Love tinkering with computers? You’re probably detail oriented, and likely have some other strong IT or coding skills. Granted, we don’t need to turn all of our life hobbies into side hustles, but in this instance you are selling skills and a contribution to a new employer so it’s important to find a better way to shape that narrative.

2 | A Mission Statement

Mission statements are strange beasts. It does look visually lovely to have a nice opening mantra that starts off your resume, but it’s really unnecessary. Mission statements are mostly directional, aspirational, and while they might reflect your values they really aren’t a particular proof point for a future employer.

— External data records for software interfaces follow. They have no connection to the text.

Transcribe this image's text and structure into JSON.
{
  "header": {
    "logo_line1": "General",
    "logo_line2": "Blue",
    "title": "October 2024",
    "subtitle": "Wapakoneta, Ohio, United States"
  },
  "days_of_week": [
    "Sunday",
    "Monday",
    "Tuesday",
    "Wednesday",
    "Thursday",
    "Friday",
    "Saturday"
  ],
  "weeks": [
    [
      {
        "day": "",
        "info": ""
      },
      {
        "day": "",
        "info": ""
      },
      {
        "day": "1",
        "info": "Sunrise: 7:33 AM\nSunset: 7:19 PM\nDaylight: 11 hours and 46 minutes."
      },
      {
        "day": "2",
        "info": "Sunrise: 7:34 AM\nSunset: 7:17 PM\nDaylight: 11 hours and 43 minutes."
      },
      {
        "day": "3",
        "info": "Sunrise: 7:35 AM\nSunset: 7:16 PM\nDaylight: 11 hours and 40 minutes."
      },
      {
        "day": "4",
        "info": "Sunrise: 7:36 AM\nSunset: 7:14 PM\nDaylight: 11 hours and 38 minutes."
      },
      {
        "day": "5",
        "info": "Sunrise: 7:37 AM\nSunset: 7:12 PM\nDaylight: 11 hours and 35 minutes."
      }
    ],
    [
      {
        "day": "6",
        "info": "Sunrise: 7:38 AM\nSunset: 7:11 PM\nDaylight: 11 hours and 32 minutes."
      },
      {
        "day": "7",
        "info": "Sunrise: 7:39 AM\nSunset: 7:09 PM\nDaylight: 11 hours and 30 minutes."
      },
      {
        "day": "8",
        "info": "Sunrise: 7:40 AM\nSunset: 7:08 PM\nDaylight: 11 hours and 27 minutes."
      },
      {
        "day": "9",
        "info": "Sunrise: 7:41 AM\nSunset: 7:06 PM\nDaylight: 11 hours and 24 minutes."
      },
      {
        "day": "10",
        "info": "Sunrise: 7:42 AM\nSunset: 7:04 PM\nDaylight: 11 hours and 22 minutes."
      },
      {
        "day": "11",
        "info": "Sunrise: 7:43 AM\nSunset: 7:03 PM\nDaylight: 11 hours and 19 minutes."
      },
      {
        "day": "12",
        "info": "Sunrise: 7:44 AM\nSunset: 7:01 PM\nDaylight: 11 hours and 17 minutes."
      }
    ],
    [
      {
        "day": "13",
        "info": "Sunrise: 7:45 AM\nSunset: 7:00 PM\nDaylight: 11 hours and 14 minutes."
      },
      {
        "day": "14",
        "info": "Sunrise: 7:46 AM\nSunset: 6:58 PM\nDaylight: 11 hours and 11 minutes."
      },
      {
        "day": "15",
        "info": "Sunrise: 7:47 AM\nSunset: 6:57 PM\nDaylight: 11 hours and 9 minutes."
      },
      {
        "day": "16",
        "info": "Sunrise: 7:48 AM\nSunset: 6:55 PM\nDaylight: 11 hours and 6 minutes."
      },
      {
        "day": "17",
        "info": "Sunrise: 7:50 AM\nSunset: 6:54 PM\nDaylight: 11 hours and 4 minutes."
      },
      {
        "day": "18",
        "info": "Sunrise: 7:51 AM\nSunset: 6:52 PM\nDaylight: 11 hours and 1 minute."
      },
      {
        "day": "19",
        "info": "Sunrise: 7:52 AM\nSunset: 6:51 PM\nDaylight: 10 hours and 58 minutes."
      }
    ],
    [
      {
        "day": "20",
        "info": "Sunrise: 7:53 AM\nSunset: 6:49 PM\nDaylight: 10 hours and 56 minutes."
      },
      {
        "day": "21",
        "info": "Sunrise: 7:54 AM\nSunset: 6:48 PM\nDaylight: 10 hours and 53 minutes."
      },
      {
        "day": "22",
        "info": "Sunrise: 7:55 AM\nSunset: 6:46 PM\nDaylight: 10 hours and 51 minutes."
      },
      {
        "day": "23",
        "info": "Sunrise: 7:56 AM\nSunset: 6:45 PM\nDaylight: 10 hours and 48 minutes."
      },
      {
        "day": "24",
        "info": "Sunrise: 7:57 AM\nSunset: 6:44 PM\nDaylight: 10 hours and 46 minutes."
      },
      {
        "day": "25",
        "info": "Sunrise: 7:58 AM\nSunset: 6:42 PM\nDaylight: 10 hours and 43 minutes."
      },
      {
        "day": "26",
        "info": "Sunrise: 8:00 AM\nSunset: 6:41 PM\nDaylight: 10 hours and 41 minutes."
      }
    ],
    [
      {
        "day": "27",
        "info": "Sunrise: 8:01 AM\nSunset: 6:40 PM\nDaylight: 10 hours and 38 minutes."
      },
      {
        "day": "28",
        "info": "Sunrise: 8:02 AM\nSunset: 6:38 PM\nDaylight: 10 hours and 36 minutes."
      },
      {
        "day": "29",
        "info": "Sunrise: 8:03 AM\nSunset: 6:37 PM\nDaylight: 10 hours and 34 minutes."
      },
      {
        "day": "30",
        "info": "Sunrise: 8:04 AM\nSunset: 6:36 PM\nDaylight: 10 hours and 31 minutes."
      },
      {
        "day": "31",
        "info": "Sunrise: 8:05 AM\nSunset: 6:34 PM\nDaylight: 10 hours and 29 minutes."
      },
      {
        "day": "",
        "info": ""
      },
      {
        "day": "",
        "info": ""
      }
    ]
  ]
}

If you have more than 10+ years of relevant experience, you might kick off with a quick summary of your skills and impact to bring your whole career narrative together. Again, if you have less than this amount of professional experience, your resume is likely short enough to not warrant having to spend that extra space on a recap.

3 | Excessive School Details

After about 5 years of professional experience, how you talk about your education should really shift. Earlier on in the job market you’ll want to draw out those academic experiences, maybe discussing leadership roles, associations, work studies abroad, and other opportunities. After a few years, however, it’s important to start slimming that down and focusing again more on outcomes and proof points of academic excellence.

That means that ultimately you might only want to leave things like your GPA, really exceptional awards, and details on any major honors programs or associations. As your experience grows, your historical education references should shrink in relation to your current experience, with the exception of course being more recently experienced training and education opportunities.

Focusing your resume on impact and your professional outcomes gives you a greater chance of catching the eye of the right recruiter.